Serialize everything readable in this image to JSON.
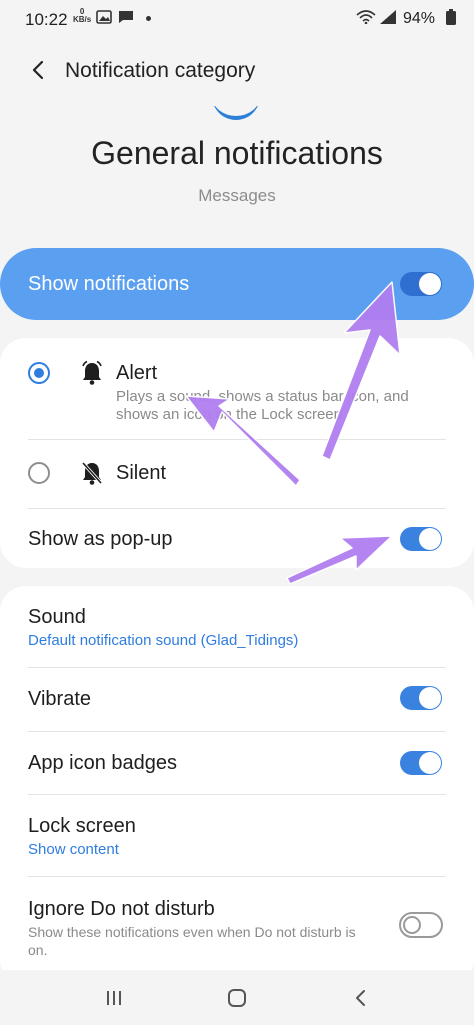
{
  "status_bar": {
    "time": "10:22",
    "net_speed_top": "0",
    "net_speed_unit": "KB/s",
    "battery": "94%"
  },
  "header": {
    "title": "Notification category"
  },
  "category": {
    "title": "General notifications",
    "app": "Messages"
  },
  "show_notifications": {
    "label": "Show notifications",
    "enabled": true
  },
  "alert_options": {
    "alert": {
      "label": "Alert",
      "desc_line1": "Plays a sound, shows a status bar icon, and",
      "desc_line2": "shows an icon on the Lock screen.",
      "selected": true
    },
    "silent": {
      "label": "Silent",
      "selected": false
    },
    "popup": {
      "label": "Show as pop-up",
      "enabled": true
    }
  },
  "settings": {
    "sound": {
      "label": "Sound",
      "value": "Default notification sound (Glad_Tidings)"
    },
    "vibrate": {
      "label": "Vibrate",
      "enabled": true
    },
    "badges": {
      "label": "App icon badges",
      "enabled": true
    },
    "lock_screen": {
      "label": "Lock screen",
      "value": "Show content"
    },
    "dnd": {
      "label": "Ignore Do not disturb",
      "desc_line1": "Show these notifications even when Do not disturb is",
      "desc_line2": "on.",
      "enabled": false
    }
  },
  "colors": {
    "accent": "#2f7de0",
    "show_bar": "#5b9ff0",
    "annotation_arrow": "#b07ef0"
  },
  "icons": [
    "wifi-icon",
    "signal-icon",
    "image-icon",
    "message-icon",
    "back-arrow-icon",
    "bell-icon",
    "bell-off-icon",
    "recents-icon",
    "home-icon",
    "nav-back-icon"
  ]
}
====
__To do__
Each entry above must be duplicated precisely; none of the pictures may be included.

__Finished exercise__
Serialize everything readable in this image to JSON.
{
  "status_bar": {
    "time": "10:22",
    "net_speed_top": "0",
    "net_speed_unit": "KB/s",
    "battery": "94%"
  },
  "header": {
    "title": "Notification category"
  },
  "category": {
    "title": "General notifications",
    "app": "Messages"
  },
  "show_notifications": {
    "label": "Show notifications",
    "enabled": true
  },
  "alert_options": {
    "alert": {
      "label": "Alert",
      "desc_line1": "Plays a sound, shows a status bar icon, and",
      "desc_line2": "shows an icon on the Lock screen.",
      "selected": true
    },
    "silent": {
      "label": "Silent",
      "selected": false
    },
    "popup": {
      "label": "Show as pop-up",
      "enabled": true
    }
  },
  "settings": {
    "sound": {
      "label": "Sound",
      "value": "Default notification sound (Glad_Tidings)"
    },
    "vibrate": {
      "label": "Vibrate",
      "enabled": true
    },
    "badges": {
      "label": "App icon badges",
      "enabled": true
    },
    "lock_screen": {
      "label": "Lock screen",
      "value": "Show content"
    },
    "dnd": {
      "label": "Ignore Do not disturb",
      "desc_line1": "Show these notifications even when Do not disturb is",
      "desc_line2": "on.",
      "enabled": false
    }
  },
  "colors": {
    "accent": "#2f7de0",
    "show_bar": "#5b9ff0",
    "annotation_arrow": "#b07ef0"
  },
  "icons": [
    "wifi-icon",
    "signal-icon",
    "image-icon",
    "message-icon",
    "back-arrow-icon",
    "bell-icon",
    "bell-off-icon",
    "recents-icon",
    "home-icon",
    "nav-back-icon"
  ]
}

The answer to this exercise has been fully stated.